In the clubhouse afterward, Jefferies quickly said, “I wasn’t being . . . " and then stopped. “Well, OK, maybe I was being overanxious a little bit.”
The way he explained it, the play was lost on just one step.
“All I did was take one step,” he said. “I was pretty sure the ball was going to be caught, but when it was, I looked back and realized I had stepped too far.”
Was the kid embarrassed, perhaps?
“Oh no, I wasn’t embarrassed, that kind of stuff happens,” he shot back. “It was just a mistake, my mistake.”
The usually smart Mets ran themselves out of another rally in the fourth. With none out and 2 runs already in that inning on Hernandez’s homer, Strawberry singled to right. After Kevin McReynolds struck out, up stepped Johnson.
And a couple of pitches later, Strawberry took off for second. He was thrown out by catcher Mike Scioscia, and Johnson then flied to right to end the last great Met hope until the ninth.
“He just took off,” Johnson explained. “He was guessing he would throw me a breaking ball on the first pitch. It happened to be a fastball. He was dead meat.”
Dodger pitcher Tim Leary, who almost certainly would have started Game 2 if he hadn’t gone into a slump the last month of the season, reportedly was angry at being bypassed in the playoff rotation.
“I guess you have to be Superman to some people,” Leary was quoted in a New York newspaper. “I keep hearing that I’m tired and that I’m in a slump. It’s not true. Tell me, exactly what inning did I get tired? At 221? Or 222? I haven’t pitched badly, but I know how things work around here.”
Before Game 2 Wednesday, however, Leary said he had no quarrel with Lasorda’s decision to put him in the bullpen.
“You’ve got to look at the pitchers we’re using,” he said. “You want to pitch Orel as many times as you can.

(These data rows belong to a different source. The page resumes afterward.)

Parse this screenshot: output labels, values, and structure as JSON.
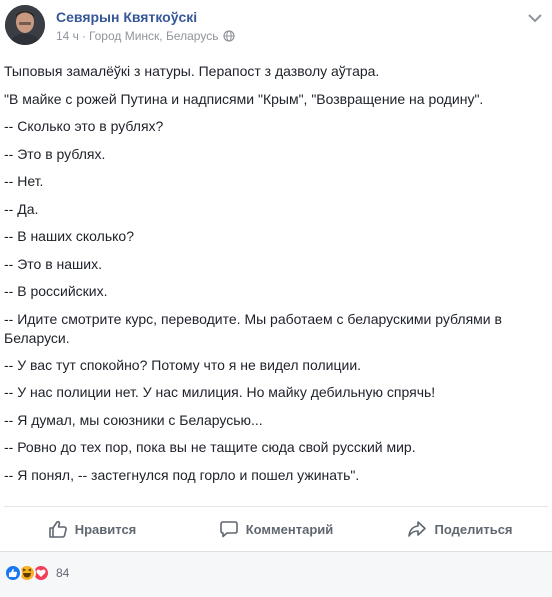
{
  "post": {
    "author": "Севярын Квяткоўскі",
    "time": "14 ч",
    "separator": "·",
    "location": "Город Минск, Беларусь",
    "privacy_icon": "globe-icon",
    "menu_icon": "chevron-down-icon",
    "paragraphs": [
      "Тыповыя замалёўкі з натуры. Перапост з дазволу аўтара.",
      "\"В майке с рожей Путина и надписями \"Крым\", \"Возвращение на родину\".",
      "-- Сколько это в рублях?",
      "-- Это в рублях.",
      "-- Нет.",
      "-- Да.",
      "-- В наших сколько?",
      "-- Это в наших.",
      "-- В российских.",
      "-- Идите смотрите курс, переводите. Мы работаем с беларускими рублями в Беларуси.",
      "-- У вас тут спокойно? Потому что я не видел полиции.",
      "-- У нас полиции нет. У нас милиция. Но майку дебильную спрячь!",
      "-- Я думал, мы союзники с Беларусью...",
      "-- Ровно до тех пор, пока вы не тащите сюда свой русский мир.",
      "-- Я понял, -- застегнулся под горло и пошел ужинать\"."
    ]
  },
  "actions": {
    "like_label": "Нравится",
    "comment_label": "Комментарий",
    "share_label": "Поделиться"
  },
  "reactions": {
    "types": [
      "like-icon",
      "haha-icon",
      "love-icon"
    ],
    "count": "84"
  },
  "colors": {
    "author_link": "#365899",
    "meta_text": "#90949c",
    "action_text": "#606770",
    "like_blue": "#1877f2",
    "haha_yellow": "#f7b125",
    "love_red": "#f33e58",
    "footer_bg": "#f6f7f9"
  }
}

And this is what we got (John) Tudor for.
“How are you going to get me in there? (Tim) Belcher is hot right now. You’ve got to get him in there. We’re all pulling for each other out there. There are a lot of guys in my situation. Look at Lenny Dykstra.”
Dykstra, the Mets’ center fielder in Game 2, was not in Tuesday’s starting lineup, though he did pinch-hit.
The Philadelphia Phillies have obtained permission from the Dodgers to talk to batting coach Ben Hines. The Phillies’ new manager is Nick Leyva, who played four years for Hines when he was coaching at La Verne College.
Times staff writers Gordon Edes, Sam McManis and Ross Newhan contributed to this story.